Exercise directions: In the records below, find each line with "badge" and copy it.

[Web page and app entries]
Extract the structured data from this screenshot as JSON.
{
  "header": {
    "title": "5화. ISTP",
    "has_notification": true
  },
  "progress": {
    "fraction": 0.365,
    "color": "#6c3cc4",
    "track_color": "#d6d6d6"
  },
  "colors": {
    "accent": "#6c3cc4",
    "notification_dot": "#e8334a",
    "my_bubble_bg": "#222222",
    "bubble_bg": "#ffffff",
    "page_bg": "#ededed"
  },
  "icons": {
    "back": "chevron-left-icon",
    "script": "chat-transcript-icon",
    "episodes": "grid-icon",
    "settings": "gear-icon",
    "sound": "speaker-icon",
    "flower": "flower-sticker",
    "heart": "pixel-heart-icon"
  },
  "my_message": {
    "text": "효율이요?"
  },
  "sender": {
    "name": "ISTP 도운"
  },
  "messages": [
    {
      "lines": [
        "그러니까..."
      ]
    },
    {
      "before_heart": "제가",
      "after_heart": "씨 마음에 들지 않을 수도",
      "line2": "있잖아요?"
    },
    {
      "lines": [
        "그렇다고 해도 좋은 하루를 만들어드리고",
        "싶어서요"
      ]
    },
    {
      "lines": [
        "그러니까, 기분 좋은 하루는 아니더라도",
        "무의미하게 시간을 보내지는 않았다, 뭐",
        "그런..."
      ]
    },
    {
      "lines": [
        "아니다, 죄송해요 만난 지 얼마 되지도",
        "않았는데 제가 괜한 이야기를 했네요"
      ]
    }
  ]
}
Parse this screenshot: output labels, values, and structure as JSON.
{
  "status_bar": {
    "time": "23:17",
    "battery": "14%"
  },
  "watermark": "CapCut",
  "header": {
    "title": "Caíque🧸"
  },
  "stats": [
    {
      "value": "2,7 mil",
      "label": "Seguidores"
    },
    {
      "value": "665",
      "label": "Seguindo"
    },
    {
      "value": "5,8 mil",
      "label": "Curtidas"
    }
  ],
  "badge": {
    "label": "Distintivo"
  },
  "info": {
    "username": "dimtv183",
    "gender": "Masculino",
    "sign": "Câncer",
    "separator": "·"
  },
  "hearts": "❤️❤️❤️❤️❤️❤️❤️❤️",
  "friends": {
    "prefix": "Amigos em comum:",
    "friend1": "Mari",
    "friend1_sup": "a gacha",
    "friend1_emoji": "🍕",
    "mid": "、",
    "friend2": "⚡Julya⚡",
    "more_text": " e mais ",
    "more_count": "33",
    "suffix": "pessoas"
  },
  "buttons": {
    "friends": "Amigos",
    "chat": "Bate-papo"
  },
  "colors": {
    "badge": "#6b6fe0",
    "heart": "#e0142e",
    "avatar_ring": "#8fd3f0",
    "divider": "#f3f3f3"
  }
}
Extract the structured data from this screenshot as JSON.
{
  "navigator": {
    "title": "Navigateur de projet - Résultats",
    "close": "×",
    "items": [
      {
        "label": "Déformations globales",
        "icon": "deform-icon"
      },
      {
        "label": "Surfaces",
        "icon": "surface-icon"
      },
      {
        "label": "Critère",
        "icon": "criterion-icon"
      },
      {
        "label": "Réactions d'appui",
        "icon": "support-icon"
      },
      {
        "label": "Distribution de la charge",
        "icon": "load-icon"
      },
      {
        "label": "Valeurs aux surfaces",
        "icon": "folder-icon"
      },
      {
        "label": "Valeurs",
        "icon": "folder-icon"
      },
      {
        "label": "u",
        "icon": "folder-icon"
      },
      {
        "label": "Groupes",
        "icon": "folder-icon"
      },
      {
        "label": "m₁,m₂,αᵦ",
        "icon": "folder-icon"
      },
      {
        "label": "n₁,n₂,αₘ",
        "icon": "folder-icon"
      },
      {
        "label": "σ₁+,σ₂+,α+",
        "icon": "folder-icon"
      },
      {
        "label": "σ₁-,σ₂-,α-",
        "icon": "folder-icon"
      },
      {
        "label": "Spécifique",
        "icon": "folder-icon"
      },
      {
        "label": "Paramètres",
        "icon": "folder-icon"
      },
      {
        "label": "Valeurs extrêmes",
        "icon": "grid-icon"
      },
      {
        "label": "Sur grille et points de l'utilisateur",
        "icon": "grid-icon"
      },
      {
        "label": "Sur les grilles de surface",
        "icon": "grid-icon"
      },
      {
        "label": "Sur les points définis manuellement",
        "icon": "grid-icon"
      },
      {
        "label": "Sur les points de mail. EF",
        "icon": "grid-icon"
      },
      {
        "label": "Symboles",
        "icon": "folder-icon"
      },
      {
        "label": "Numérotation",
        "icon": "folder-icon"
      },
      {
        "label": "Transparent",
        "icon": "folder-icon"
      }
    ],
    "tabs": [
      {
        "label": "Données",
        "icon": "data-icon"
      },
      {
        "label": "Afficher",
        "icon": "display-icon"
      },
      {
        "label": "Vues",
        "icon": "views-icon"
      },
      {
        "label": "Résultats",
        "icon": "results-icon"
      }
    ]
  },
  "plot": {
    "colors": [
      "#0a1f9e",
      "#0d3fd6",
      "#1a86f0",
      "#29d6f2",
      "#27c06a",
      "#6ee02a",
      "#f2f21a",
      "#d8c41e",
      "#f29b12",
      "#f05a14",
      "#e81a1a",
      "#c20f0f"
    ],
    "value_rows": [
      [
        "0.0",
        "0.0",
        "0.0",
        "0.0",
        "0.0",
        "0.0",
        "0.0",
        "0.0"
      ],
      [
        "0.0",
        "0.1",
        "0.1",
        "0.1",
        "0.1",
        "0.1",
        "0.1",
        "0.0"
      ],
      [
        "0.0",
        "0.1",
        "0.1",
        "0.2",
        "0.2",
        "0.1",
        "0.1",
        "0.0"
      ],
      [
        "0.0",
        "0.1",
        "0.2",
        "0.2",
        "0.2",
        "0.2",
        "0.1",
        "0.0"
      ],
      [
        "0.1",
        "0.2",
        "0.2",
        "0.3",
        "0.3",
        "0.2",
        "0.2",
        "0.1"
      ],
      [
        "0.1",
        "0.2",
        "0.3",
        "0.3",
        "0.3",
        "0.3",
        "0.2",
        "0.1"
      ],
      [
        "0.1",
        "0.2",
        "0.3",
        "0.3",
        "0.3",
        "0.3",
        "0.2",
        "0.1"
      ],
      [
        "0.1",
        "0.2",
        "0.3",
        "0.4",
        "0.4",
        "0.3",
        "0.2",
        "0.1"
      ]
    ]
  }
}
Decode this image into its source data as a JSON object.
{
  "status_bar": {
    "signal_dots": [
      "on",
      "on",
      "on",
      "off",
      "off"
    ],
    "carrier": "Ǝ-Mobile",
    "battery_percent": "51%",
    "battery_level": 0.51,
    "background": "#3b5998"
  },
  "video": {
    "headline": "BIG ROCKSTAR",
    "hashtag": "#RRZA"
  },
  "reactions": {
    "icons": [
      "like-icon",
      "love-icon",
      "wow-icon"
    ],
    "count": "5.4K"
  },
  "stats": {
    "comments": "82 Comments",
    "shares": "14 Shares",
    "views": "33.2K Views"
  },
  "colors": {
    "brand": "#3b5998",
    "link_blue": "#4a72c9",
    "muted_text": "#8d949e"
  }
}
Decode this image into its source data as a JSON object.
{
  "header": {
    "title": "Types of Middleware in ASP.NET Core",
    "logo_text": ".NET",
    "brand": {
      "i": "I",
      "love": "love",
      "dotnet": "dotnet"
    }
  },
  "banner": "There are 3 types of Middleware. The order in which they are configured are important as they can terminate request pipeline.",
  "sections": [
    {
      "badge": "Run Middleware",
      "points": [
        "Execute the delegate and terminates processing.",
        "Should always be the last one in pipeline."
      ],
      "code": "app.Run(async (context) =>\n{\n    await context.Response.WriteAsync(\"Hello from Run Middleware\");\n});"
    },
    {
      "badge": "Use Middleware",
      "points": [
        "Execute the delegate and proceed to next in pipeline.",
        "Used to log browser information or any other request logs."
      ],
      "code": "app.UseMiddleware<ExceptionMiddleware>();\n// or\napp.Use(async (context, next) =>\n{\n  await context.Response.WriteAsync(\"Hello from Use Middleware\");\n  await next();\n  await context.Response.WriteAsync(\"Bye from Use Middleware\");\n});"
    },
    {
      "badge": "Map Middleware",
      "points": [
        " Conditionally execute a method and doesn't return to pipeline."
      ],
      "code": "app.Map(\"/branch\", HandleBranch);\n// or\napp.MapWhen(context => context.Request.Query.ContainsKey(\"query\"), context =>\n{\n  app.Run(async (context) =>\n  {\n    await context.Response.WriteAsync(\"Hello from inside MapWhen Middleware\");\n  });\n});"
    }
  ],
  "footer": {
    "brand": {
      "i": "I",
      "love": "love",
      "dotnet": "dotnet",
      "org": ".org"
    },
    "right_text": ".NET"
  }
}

Completed task:
  "badge": {
    "badge": "#6b6fe0",
      "badge": "Run Middleware",
      "badge": "Use Middleware",
      "badge": "Map Middleware",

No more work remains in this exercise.